Top of DATA FOR THE TASK

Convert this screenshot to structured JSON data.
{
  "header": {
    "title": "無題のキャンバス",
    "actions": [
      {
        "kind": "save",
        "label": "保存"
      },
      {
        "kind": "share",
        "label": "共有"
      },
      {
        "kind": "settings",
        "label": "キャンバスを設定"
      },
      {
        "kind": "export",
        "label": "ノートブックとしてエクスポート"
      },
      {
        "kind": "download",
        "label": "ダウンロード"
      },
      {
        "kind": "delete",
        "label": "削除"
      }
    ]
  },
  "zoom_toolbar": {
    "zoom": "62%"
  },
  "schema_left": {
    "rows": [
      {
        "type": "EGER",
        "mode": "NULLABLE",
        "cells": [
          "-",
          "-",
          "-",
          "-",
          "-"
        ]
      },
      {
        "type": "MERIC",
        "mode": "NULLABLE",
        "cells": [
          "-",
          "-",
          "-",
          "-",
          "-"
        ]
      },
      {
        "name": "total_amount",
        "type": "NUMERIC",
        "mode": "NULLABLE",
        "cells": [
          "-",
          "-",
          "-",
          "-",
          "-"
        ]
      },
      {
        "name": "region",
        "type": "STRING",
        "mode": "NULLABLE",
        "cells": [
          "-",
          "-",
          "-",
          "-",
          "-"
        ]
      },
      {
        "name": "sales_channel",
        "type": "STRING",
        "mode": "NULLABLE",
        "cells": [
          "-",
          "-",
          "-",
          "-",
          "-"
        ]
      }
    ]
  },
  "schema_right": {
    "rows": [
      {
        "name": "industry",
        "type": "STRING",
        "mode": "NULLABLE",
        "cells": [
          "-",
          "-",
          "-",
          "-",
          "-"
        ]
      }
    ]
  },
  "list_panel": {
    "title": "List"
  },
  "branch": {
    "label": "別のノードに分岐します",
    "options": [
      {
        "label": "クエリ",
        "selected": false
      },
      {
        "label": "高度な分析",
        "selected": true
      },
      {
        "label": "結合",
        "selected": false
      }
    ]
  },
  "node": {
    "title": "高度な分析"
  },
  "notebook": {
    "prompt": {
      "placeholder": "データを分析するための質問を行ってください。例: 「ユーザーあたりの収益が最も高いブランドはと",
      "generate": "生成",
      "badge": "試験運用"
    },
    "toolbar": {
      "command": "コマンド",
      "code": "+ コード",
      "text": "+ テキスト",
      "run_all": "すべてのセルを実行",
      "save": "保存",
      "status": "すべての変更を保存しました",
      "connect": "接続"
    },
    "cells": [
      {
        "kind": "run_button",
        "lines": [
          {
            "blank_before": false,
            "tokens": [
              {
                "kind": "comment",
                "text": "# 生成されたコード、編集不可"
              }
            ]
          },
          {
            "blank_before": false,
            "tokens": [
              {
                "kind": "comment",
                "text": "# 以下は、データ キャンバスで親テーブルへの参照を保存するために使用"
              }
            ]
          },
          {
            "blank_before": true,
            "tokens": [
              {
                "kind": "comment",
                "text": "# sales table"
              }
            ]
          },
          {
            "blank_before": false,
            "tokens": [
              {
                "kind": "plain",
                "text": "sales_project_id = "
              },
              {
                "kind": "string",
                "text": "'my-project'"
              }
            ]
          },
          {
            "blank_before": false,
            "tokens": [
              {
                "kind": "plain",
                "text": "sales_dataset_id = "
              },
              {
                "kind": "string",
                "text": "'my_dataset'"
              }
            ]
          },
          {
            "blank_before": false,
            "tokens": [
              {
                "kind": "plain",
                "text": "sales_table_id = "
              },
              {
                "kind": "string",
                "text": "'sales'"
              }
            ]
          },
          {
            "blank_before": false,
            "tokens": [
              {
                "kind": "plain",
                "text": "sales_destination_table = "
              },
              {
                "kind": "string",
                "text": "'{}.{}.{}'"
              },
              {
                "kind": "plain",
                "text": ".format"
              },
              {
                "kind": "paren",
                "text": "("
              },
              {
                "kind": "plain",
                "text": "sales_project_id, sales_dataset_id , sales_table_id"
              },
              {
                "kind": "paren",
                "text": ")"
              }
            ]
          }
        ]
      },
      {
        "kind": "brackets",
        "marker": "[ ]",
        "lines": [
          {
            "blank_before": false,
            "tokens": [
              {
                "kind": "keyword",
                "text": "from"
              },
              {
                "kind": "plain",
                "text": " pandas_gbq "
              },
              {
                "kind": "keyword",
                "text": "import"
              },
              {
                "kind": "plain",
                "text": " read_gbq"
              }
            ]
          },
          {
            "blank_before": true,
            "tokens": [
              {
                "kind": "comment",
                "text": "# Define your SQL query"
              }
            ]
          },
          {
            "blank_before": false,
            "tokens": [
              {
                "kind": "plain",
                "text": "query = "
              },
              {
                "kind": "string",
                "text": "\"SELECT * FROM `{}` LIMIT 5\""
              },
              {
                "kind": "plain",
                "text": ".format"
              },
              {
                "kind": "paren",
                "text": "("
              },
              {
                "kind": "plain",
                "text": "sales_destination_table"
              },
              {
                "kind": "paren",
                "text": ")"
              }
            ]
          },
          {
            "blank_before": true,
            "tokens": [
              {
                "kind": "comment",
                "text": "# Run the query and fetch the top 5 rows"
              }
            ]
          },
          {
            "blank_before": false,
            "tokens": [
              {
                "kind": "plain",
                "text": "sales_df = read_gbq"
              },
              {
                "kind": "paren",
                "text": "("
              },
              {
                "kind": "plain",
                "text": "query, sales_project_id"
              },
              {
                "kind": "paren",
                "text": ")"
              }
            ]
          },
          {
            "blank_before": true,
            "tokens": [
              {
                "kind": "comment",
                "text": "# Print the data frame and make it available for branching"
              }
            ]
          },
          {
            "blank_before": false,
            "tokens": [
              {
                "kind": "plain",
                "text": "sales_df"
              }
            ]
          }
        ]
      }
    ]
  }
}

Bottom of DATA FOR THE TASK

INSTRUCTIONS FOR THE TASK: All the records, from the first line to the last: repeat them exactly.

EXPECTED ANSWER:
Convert this screenshot to structured JSON data.
{
  "header": {
    "title": "無題のキャンバス",
    "actions": [
      {
        "kind": "save",
        "label": "保存"
      },
      {
        "kind": "share",
        "label": "共有"
      },
      {
        "kind": "settings",
        "label": "キャンバスを設定"
      },
      {
        "kind": "export",
        "label": "ノートブックとしてエクスポート"
      },
      {
        "kind": "download",
        "label": "ダウンロード"
      },
      {
        "kind": "delete",
        "label": "削除"
      }
    ]
  },
  "zoom_toolbar": {
    "zoom": "62%"
  },
  "schema_left": {
    "rows": [
      {
        "type": "EGER",
        "mode": "NULLABLE",
        "cells": [
          "-",
          "-",
          "-",
          "-",
          "-"
        ]
      },
      {
        "type": "MERIC",
        "mode": "NULLABLE",
        "cells": [
          "-",
          "-",
          "-",
          "-",
          "-"
        ]
      },
      {
        "name": "total_amount",
        "type": "NUMERIC",
        "mode": "NULLABLE",
        "cells": [
          "-",
          "-",
          "-",
          "-",
          "-"
        ]
      },
      {
        "name": "region",
        "type": "STRING",
        "mode": "NULLABLE",
        "cells": [
          "-",
          "-",
          "-",
          "-",
          "-"
        ]
      },
      {
        "name": "sales_channel",
        "type": "STRING",
        "mode": "NULLABLE",
        "cells": [
          "-",
          "-",
          "-",
          "-",
          "-"
        ]
      }
    ]
  },
  "schema_right": {
    "rows": [
      {
        "name": "industry",
        "type": "STRING",
        "mode": "NULLABLE",
        "cells": [
          "-",
          "-",
          "-",
          "-",
          "-"
        ]
      }
    ]
  },
  "list_panel": {
    "title": "List"
  },
  "branch": {
    "label": "別のノードに分岐します",
    "options": [
      {
        "label": "クエリ",
        "selected": false
      },
      {
        "label": "高度な分析",
        "selected": true
      },
      {
        "label": "結合",
        "selected": false
      }
    ]
  },
  "node": {
    "title": "高度な分析"
  },
  "notebook": {
    "prompt": {
      "placeholder": "データを分析するための質問を行ってください。例: 「ユーザーあたりの収益が最も高いブランドはと",
      "generate": "生成",
      "badge": "試験運用"
    },
    "toolbar": {
      "command": "コマンド",
      "code": "+ コード",
      "text": "+ テキスト",
      "run_all": "すべてのセルを実行",
      "save": "保存",
      "status": "すべての変更を保存しました",
      "connect": "接続"
    },
    "cells": [
      {
        "kind": "run_button",
        "lines": [
          {
            "blank_before": false,
            "tokens": [
              {
                "kind": "comment",
                "text": "# 生成されたコード、編集不可"
              }
            ]
          },
          {
            "blank_before": false,
            "tokens": [
              {
                "kind": "comment",
                "text": "# 以下は、データ キャンバスで親テーブルへの参照を保存するために使用"
              }
            ]
          },
          {
            "blank_before": true,
            "tokens": [
              {
                "kind": "comment",
                "text": "# sales table"
              }
            ]
          },
          {
            "blank_before": false,
            "tokens": [
              {
                "kind": "plain",
                "text": "sales_project_id = "
              },
              {
                "kind": "string",
                "text": "'my-project'"
              }
            ]
          },
          {
            "blank_before": false,
            "tokens": [
              {
                "kind": "plain",
                "text": "sales_dataset_id = "
              },
              {
                "kind": "string",
                "text": "'my_dataset'"
              }
            ]
          },
          {
            "blank_before": false,
            "tokens": [
              {
                "kind": "plain",
                "text": "sales_table_id = "
              },
              {
                "kind": "string",
                "text": "'sales'"
              }
            ]
          },
          {
            "blank_before": false,
            "tokens": [
              {
                "kind": "plain",
                "text": "sales_destination_table = "
              },
              {
                "kind": "string",
                "text": "'{}.{}.{}'"
              },
              {
                "kind": "plain",
                "text": ".format"
              },
              {
                "kind": "paren",
                "text": "("
              },
              {
                "kind": "plain",
                "text": "sales_project_id, sales_dataset_id , sales_table_id"
              },
              {
                "kind": "paren",
                "text": ")"
              }
            ]
          }
        ]
      },
      {
        "kind": "brackets",
        "marker": "[ ]",
        "lines": [
          {
            "blank_before": false,
            "tokens": [
              {
                "kind": "keyword",
                "text": "from"
              },
              {
                "kind": "plain",
                "text": " pandas_gbq "
              },
              {
                "kind": "keyword",
                "text": "import"
              },
              {
                "kind": "plain",
                "text": " read_gbq"
              }
            ]
          },
          {
            "blank_before": true,
            "tokens": [
              {
                "kind": "comment",
                "text": "# Define your SQL query"
              }
            ]
          },
          {
            "blank_before": false,
            "tokens": [
              {
                "kind": "plain",
                "text": "query = "
              },
              {
                "kind": "string",
                "text": "\"SELECT * FROM `{}` LIMIT 5\""
              },
              {
                "kind": "plain",
                "text": ".format"
              },
              {
                "kind": "paren",
                "text": "("
              },
              {
                "kind": "plain",
                "text": "sales_destination_table"
              },
              {
                "kind": "paren",
                "text": ")"
              }
            ]
          },
          {
            "blank_before": true,
            "tokens": [
              {
                "kind": "comment",
                "text": "# Run the query and fetch the top 5 rows"
              }
            ]
          },
          {
            "blank_before": false,
            "tokens": [
              {
                "kind": "plain",
                "text": "sales_df = read_gbq"
              },
              {
                "kind": "paren",
                "text": "("
              },
              {
                "kind": "plain",
                "text": "query, sales_project_id"
              },
              {
                "kind": "paren",
                "text": ")"
              }
            ]
          },
          {
            "blank_before": true,
            "tokens": [
              {
                "kind": "comment",
                "text": "# Print the data frame and make it available for branching"
              }
            ]
          },
          {
            "blank_before": false,
            "tokens": [
              {
                "kind": "plain",
                "text": "sales_df"
              }
            ]
          }
        ]
      }
    ]
  }
}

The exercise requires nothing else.